→ **Brief**
Produce a character-for-character copy of the data below.

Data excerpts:
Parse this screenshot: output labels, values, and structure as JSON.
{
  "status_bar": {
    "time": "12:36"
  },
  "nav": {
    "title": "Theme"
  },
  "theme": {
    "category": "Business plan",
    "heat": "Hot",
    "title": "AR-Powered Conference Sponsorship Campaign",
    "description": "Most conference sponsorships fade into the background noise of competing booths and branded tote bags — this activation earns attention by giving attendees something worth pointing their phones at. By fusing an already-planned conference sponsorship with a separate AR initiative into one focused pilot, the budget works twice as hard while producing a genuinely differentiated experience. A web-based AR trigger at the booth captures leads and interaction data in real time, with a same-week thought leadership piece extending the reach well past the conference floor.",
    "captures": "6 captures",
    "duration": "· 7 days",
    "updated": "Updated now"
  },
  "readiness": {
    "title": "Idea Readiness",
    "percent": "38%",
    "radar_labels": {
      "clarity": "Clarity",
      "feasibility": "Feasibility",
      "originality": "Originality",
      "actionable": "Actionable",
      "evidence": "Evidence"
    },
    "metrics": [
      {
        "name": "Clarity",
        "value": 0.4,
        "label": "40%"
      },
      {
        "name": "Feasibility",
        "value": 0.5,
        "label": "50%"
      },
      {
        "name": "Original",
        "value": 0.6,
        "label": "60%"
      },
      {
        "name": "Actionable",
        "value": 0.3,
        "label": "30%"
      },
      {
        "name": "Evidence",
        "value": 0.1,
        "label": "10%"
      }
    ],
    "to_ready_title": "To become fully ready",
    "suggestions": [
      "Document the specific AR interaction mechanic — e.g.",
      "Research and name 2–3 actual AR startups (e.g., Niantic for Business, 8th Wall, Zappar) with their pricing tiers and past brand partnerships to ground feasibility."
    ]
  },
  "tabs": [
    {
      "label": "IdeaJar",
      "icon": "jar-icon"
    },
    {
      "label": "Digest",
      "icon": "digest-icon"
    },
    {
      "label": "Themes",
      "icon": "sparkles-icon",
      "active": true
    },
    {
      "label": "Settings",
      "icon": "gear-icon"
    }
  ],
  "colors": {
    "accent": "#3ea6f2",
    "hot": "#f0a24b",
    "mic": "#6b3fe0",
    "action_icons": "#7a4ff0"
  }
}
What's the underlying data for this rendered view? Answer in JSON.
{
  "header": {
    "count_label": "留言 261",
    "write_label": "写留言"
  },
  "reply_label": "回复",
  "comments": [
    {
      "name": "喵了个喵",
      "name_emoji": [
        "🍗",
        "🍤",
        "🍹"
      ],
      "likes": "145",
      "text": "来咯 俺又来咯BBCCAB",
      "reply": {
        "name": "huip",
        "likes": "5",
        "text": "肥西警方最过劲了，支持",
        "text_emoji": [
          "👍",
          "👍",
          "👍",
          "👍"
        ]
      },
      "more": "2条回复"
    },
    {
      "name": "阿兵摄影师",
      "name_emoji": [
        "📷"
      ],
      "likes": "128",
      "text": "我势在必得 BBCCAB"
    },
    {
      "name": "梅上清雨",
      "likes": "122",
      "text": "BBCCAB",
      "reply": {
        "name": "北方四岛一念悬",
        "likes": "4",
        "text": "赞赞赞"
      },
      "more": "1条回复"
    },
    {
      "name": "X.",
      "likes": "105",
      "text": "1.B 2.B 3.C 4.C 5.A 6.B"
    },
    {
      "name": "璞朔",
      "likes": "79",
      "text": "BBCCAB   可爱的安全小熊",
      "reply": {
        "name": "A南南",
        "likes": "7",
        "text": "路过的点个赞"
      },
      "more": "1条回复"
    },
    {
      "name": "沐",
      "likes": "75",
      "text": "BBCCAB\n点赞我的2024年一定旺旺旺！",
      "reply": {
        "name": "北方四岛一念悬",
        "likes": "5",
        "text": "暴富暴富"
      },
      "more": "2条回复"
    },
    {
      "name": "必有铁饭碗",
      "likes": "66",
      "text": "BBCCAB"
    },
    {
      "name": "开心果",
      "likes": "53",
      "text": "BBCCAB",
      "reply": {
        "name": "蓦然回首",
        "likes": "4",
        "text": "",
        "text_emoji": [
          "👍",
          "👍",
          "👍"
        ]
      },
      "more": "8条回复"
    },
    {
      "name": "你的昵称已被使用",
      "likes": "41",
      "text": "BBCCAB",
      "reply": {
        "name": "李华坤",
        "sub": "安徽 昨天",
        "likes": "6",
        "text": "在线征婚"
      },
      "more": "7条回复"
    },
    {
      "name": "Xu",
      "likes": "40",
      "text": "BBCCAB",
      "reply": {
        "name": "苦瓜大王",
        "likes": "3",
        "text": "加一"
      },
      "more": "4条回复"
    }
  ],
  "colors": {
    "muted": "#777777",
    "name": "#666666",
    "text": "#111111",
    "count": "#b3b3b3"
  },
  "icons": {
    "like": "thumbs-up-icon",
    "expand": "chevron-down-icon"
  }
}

→ **Solution to this task**
Parse this screenshot: output labels, values, and structure as JSON.
{
  "status_bar": {
    "time": "12:36"
  },
  "nav": {
    "title": "Theme"
  },
  "theme": {
    "category": "Business plan",
    "heat": "Hot",
    "title": "AR-Powered Conference Sponsorship Campaign",
    "description": "Most conference sponsorships fade into the background noise of competing booths and branded tote bags — this activation earns attention by giving attendees something worth pointing their phones at. By fusing an already-planned conference sponsorship with a separate AR initiative into one focused pilot, the budget works twice as hard while producing a genuinely differentiated experience. A web-based AR trigger at the booth captures leads and interaction data in real time, with a same-week thought leadership piece extending the reach well past the conference floor.",
    "captures": "6 captures",
    "duration": "· 7 days",
    "updated": "Updated now"
  },
  "readiness": {
    "title": "Idea Readiness",
    "percent": "38%",
    "radar_labels": {
      "clarity": "Clarity",
      "feasibility": "Feasibility",
      "originality": "Originality",
      "actionable": "Actionable",
      "evidence": "Evidence"
    },
    "metrics": [
      {
        "name": "Clarity",
        "value": 0.4,
        "label": "40%"
      },
      {
        "name": "Feasibility",
        "value": 0.5,
        "label": "50%"
      },
      {
        "name": "Original",
        "value": 0.6,
        "label": "60%"
      },
      {
        "name": "Actionable",
        "value": 0.3,
        "label": "30%"
      },
      {
        "name": "Evidence",
        "value": 0.1,
        "label": "10%"
      }
    ],
    "to_ready_title": "To become fully ready",
    "suggestions": [
      "Document the specific AR interaction mechanic — e.g.",
      "Research and name 2–3 actual AR startups (e.g., Niantic for Business, 8th Wall, Zappar) with their pricing tiers and past brand partnerships to ground feasibility."
    ]
  },
  "tabs": [
    {
      "label": "IdeaJar",
      "icon": "jar-icon"
    },
    {
      "label": "Digest",
      "icon": "digest-icon"
    },
    {
      "label": "Themes",
      "icon": "sparkles-icon",
      "active": true
    },
    {
      "label": "Settings",
      "icon": "gear-icon"
    }
  ],
  "colors": {
    "accent": "#3ea6f2",
    "hot": "#f0a24b",
    "mic": "#6b3fe0",
    "action_icons": "#7a4ff0"
  }
}
What's the underlying data for this rendered view? Answer in JSON.
{
  "header": {
    "count_label": "留言 261",
    "write_label": "写留言"
  },
  "reply_label": "回复",
  "comments": [
    {
      "name": "喵了个喵",
      "name_emoji": [
        "🍗",
        "🍤",
        "🍹"
      ],
      "likes": "145",
      "text": "来咯 俺又来咯BBCCAB",
      "reply": {
        "name": "huip",
        "likes": "5",
        "text": "肥西警方最过劲了，支持",
        "text_emoji": [
          "👍",
          "👍",
          "👍",
          "👍"
        ]
      },
      "more": "2条回复"
    },
    {
      "name": "阿兵摄影师",
      "name_emoji": [
        "📷"
      ],
      "likes": "128",
      "text": "我势在必得 BBCCAB"
    },
    {
      "name": "梅上清雨",
      "likes": "122",
      "text": "BBCCAB",
      "reply": {
        "name": "北方四岛一念悬",
        "likes": "4",
        "text": "赞赞赞"
      },
      "more": "1条回复"
    },
    {
      "name": "X.",
      "likes": "105",
      "text": "1.B 2.B 3.C 4.C 5.A 6.B"
    },
    {
      "name": "璞朔",
      "likes": "79",
      "text": "BBCCAB   可爱的安全小熊",
      "reply": {
        "name": "A南南",
        "likes": "7",
        "text": "路过的点个赞"
      },
      "more": "1条回复"
    },
    {
      "name": "沐",
      "likes": "75",
      "text": "BBCCAB\n点赞我的2024年一定旺旺旺！",
      "reply": {
        "name": "北方四岛一念悬",
        "likes": "5",
        "text": "暴富暴富"
      },
      "more": "2条回复"
    },
    {
      "name": "必有铁饭碗",
      "likes": "66",
      "text": "BBCCAB"
    },
    {
      "name": "开心果",
      "likes": "53",
      "text": "BBCCAB",
      "reply": {
        "name": "蓦然回首",
        "likes": "4",
        "text": "",
        "text_emoji": [
          "👍",
          "👍",
          "👍"
        ]
      },
      "more": "8条回复"
    },
    {
      "name": "你的昵称已被使用",
      "likes": "41",
      "text": "BBCCAB",
      "reply": {
        "name": "李华坤",
        "sub": "安徽 昨天",
        "likes": "6",
        "text": "在线征婚"
      },
      "more": "7条回复"
    },
    {
      "name": "Xu",
      "likes": "40",
      "text": "BBCCAB",
      "reply": {
        "name": "苦瓜大王",
        "likes": "3",
        "text": "加一"
      },
      "more": "4条回复"
    }
  ],
  "colors": {
    "muted": "#777777",
    "name": "#666666",
    "text": "#111111",
    "count": "#b3b3b3"
  },
  "icons": {
    "like": "thumbs-up-icon",
    "expand": "chevron-down-icon"
  }
}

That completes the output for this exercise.